O’Flaherty’s short story “The Outcast,” published February 1925, is a text in which the world of a well-fed and well-rested priest, attended by an intimidated housekeeper, clashes with the reality of a young girl who has recently given birth and who appeals to him for help. His response is true to the time and reflects a power and inhumanity on the part of the Church, and the political establishment that facilitated it, which continued for a very long time. The young girl says, “I have no place to go to. No shelter for me child. They’re afraid to take me in in the village for fear ye might…. Oh! Father, I don’t mind about mesel’, but me child.” She states here quite clearly that no one in the village will dare oppose the iron grip and diktat of the Church. It is left to this young girl to go to the priest and appeal for humanity.

But of course, she is too isolated and weak on her own, and so she is insulted and sent away. Not only does O’Flaherty highlight the Church’s power and control, but he also underlines the deep-seated clerical prejudice against and hatred of women. Indeed, in this short text, the housekeeper covertly tries to hand the distressed girl something in an act of solidarity, an attempt to help: “The housekeeper opened the hall door. She was thrusting something into the girl’s hand, but the girl did not see her.”

I mentioned the Church-run Mother & Baby Homes earlier, where unmarried mothers and their children were kept in gulag-like conditions, the children frequently not surviving. Any birth control was banned until 1979, with further easing on the sale of contraceptives in 1985. However, abortion was completely illegal and impossible to obtain in Ireland until very recently, when the law was changed by referendum in 2018. This means that for almost 100 years, women who did not wish to or could not go ahead with a pregnancy had to travel abroad to terminate it. Many, many women died as a result, for even in the event of fatal fetal abnormality, or indeed life-threatening conditions of the mother, no abortions were performed. As we speak, there are still people who picket abortion clinics in Ireland to harass the women who have the need to access this service. And the present Irish government continues to permit this form of intimidation.

Liam O’Flaherty’s signature.

A final remark on O’Flaherty’s writing in Irish:

O’Flaherty was a native speaker of Irish and a gifted storyteller. He wrote poetry and short stories in Irish, as well as his play Dorchadas. Dorchadas is possibly the only Expressionist play ever written in Irish. O’Flaherty tells of the fate of an amazing project in a 1927 letter to the Irish Statesman:

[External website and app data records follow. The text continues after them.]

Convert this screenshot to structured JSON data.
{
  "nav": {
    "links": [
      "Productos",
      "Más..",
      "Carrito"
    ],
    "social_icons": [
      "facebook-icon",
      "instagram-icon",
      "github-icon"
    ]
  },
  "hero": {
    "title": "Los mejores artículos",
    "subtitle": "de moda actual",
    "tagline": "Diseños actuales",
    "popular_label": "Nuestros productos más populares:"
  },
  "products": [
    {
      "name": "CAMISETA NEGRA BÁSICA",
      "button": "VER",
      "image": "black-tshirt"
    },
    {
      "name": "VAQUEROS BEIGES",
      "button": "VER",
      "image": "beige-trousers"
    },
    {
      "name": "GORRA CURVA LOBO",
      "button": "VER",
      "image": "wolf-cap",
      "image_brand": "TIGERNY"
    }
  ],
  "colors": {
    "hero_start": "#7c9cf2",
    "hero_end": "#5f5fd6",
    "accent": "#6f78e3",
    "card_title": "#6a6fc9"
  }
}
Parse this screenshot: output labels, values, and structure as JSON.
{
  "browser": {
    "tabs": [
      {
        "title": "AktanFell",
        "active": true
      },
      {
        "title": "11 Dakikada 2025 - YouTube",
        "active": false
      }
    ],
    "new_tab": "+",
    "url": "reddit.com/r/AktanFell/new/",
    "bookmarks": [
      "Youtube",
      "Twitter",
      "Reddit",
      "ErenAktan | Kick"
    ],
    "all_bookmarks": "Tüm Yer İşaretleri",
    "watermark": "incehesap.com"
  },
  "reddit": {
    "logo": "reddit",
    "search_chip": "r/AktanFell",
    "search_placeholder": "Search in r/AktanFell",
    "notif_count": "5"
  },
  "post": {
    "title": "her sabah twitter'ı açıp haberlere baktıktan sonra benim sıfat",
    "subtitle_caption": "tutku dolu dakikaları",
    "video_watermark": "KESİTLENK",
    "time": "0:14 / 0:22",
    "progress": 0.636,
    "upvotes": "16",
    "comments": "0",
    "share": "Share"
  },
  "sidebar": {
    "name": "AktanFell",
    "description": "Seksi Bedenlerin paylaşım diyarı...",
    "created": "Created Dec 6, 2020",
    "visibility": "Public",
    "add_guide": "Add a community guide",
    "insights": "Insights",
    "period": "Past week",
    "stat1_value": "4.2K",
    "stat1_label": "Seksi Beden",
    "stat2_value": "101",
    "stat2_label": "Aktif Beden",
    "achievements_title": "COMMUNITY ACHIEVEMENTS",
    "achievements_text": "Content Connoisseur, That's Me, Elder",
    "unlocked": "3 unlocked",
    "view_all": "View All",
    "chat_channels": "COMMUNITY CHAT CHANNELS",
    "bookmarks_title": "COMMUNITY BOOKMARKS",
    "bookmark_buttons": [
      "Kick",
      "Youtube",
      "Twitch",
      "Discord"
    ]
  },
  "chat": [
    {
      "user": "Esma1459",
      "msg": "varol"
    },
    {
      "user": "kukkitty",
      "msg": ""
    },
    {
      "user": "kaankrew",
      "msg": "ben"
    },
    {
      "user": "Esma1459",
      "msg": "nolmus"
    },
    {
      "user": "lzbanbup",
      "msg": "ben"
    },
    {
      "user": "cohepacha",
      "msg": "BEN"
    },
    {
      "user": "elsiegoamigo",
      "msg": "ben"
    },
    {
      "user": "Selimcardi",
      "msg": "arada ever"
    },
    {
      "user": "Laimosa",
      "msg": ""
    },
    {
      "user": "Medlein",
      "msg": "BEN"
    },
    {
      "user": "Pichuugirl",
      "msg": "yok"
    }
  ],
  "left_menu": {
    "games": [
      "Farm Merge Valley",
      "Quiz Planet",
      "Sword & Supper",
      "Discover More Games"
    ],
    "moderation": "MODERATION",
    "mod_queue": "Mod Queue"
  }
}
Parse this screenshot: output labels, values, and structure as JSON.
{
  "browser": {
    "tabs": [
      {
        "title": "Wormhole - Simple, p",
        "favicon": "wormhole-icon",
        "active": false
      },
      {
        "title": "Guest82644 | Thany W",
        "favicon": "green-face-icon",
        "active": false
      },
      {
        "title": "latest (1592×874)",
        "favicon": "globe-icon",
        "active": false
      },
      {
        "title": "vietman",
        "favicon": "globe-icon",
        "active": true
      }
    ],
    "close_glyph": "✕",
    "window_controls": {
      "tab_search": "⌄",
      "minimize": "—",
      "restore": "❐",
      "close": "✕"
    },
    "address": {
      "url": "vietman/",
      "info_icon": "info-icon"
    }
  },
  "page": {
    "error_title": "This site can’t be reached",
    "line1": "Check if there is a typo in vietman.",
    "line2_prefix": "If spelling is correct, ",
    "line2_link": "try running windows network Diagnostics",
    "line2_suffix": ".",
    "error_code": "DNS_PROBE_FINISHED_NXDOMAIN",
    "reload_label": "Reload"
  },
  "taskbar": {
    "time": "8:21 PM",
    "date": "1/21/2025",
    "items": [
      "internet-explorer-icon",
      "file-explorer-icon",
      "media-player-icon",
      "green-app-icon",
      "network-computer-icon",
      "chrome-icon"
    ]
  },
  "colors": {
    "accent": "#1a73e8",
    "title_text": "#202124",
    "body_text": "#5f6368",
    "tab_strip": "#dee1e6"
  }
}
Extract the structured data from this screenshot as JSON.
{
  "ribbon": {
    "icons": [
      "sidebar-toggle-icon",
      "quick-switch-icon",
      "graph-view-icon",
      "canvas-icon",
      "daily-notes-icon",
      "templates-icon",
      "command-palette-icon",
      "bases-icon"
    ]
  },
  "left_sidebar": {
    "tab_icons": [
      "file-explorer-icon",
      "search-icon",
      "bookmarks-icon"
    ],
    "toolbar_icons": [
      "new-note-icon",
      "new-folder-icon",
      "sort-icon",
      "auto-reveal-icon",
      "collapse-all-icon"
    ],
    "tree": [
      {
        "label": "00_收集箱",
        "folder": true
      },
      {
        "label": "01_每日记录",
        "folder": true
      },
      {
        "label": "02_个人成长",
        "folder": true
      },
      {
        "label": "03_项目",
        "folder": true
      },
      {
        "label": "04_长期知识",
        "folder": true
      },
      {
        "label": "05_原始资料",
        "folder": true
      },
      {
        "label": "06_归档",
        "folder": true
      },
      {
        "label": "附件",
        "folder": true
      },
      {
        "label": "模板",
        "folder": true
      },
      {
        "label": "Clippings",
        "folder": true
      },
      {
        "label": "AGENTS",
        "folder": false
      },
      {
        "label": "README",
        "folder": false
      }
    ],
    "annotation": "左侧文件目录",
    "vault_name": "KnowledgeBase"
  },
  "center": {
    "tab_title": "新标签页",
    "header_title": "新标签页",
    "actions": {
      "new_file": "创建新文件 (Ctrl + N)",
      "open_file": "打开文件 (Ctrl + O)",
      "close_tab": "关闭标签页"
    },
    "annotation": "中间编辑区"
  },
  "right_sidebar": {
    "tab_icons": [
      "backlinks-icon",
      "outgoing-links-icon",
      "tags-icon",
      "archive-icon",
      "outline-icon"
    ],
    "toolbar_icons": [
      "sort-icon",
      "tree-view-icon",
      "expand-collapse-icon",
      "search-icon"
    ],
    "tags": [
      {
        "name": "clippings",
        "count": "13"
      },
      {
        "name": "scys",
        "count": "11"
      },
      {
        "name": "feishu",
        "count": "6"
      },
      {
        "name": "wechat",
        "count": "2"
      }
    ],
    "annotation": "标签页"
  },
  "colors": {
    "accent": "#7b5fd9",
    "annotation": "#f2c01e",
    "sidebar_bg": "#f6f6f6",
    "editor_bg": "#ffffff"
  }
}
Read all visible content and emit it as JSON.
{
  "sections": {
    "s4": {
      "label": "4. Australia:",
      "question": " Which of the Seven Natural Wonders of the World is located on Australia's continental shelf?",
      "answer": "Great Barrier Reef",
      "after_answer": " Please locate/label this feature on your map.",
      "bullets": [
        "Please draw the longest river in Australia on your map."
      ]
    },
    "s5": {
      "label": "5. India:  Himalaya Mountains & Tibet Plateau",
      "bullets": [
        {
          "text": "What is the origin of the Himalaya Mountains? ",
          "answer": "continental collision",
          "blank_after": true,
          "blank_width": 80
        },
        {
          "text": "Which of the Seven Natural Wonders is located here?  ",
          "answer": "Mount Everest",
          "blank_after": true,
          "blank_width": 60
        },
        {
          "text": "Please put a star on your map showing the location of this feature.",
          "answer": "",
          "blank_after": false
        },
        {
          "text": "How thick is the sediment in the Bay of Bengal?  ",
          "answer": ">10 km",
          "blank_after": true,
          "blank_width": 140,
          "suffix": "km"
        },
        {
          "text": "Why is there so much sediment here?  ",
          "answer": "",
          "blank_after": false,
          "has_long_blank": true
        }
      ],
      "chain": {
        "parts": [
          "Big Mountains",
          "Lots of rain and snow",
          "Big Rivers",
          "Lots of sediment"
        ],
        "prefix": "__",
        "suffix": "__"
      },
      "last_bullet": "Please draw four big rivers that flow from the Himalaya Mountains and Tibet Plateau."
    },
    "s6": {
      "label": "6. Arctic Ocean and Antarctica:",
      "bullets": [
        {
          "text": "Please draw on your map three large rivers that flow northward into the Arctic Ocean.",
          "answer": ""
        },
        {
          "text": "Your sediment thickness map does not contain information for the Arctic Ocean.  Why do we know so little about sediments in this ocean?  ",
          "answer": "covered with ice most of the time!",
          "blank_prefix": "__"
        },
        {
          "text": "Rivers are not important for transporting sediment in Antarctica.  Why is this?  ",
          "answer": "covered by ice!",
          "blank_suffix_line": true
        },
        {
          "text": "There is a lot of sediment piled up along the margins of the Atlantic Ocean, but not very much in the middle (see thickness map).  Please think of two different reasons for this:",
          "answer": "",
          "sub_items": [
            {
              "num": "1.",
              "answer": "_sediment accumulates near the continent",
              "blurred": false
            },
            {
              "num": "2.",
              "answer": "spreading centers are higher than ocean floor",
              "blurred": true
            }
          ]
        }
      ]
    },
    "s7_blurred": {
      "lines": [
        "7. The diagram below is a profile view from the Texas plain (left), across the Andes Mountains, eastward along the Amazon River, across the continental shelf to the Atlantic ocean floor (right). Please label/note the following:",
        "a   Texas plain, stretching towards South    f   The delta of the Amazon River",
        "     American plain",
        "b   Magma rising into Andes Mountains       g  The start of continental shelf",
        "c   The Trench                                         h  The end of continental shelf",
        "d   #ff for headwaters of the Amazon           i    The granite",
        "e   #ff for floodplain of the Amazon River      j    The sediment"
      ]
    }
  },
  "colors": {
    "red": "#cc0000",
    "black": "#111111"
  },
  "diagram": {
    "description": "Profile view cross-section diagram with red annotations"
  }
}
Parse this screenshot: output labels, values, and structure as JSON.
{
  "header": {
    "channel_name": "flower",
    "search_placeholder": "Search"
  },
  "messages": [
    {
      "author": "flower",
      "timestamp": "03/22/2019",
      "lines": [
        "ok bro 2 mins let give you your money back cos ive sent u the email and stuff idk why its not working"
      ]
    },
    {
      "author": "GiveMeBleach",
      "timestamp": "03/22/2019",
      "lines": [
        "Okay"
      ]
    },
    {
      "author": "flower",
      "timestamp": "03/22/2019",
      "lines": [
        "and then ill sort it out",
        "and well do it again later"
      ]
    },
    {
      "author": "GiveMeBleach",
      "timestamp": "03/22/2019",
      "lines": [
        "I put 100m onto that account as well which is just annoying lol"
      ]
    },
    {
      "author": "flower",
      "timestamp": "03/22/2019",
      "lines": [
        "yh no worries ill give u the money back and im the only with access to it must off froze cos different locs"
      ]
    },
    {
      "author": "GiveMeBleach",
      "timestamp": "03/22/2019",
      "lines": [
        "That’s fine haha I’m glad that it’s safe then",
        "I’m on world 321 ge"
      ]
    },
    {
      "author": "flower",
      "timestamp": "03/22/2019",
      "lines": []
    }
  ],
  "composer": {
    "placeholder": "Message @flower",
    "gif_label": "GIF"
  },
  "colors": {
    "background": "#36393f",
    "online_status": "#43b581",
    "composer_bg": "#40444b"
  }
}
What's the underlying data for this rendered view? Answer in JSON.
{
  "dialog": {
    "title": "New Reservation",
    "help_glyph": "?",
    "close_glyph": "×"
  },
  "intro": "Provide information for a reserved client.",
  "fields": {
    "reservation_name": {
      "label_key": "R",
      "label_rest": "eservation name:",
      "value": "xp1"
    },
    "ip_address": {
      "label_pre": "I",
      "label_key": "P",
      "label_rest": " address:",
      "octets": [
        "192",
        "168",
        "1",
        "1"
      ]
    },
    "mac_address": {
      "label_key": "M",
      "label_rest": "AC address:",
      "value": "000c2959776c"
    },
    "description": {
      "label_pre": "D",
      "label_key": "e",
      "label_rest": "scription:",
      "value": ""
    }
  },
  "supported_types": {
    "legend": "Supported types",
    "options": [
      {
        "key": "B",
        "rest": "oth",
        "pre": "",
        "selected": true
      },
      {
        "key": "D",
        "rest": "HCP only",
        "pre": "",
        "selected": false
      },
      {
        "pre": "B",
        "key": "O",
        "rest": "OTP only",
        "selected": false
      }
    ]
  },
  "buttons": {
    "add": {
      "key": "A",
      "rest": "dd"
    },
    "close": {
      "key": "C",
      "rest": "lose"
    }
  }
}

“I wrote a few short stories for the Gaelic League organ. They printed them.… I consulted Pádraic Ó Conaire and we decided that drama was the best means of starting a new literature in Irish.… [T]he two of us went to Dublin…[and] put our scheme before them [the Gaeltacht Commission] for a traveling theatre and so on. I guaranteed to write ten plays. They thought we were mad and, indeed, took very little interest in us. In fact, I could see by their looks and their conversation that they considered us immoral persons.”

And so, what might have been a truly vibrant project to move literature in Irish into the 20th century, and even embrace modernist writing, was extinguished by the Free State. Reverberations of its actions and inaction are felt to this day. O’Flaherty recorded the minutiae of these inglorious years like no other Irish writer.


Jenny Farrell
Jenny Farrell

Dr. Jenny Farrell is a lecturer and writer living in Galway, Ireland. Her main fields of interest are Irish and English poetry and the work of William Shakespeare. She is an associate editor of Culture Matters and also writes for Socialist Voice, the newspaper of the Communist Party of Ireland.